## INFORMATION SHOWN

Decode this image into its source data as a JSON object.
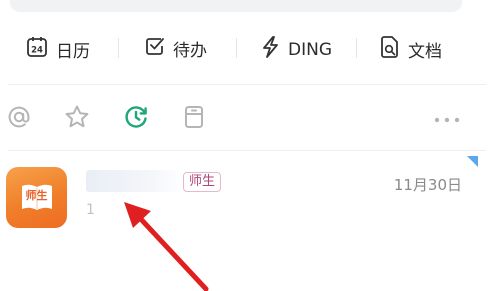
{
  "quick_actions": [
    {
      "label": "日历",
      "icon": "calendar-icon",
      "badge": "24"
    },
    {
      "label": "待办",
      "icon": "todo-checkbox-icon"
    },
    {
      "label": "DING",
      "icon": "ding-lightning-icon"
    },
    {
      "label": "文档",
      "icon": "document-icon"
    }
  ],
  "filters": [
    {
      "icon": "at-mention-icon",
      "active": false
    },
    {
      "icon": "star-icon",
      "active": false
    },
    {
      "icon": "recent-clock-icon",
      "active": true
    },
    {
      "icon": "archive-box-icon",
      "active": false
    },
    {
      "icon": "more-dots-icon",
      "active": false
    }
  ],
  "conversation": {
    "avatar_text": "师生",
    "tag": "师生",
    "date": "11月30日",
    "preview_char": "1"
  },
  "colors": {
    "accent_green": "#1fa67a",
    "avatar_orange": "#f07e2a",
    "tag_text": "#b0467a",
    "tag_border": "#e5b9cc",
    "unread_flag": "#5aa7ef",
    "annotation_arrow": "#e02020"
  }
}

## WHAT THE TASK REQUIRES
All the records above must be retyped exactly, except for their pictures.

## WRITTEN REPLY
Decode this image into its source data as a JSON object.
{
  "quick_actions": [
    {
      "label": "日历",
      "icon": "calendar-icon",
      "badge": "24"
    },
    {
      "label": "待办",
      "icon": "todo-checkbox-icon"
    },
    {
      "label": "DING",
      "icon": "ding-lightning-icon"
    },
    {
      "label": "文档",
      "icon": "document-icon"
    }
  ],
  "filters": [
    {
      "icon": "at-mention-icon",
      "active": false
    },
    {
      "icon": "star-icon",
      "active": false
    },
    {
      "icon": "recent-clock-icon",
      "active": true
    },
    {
      "icon": "archive-box-icon",
      "active": false
    },
    {
      "icon": "more-dots-icon",
      "active": false
    }
  ],
  "conversation": {
    "avatar_text": "师生",
    "tag": "师生",
    "date": "11月30日",
    "preview_char": "1"
  },
  "colors": {
    "accent_green": "#1fa67a",
    "avatar_orange": "#f07e2a",
    "tag_text": "#b0467a",
    "tag_border": "#e5b9cc",
    "unread_flag": "#5aa7ef",
    "annotation_arrow": "#e02020"
  }
}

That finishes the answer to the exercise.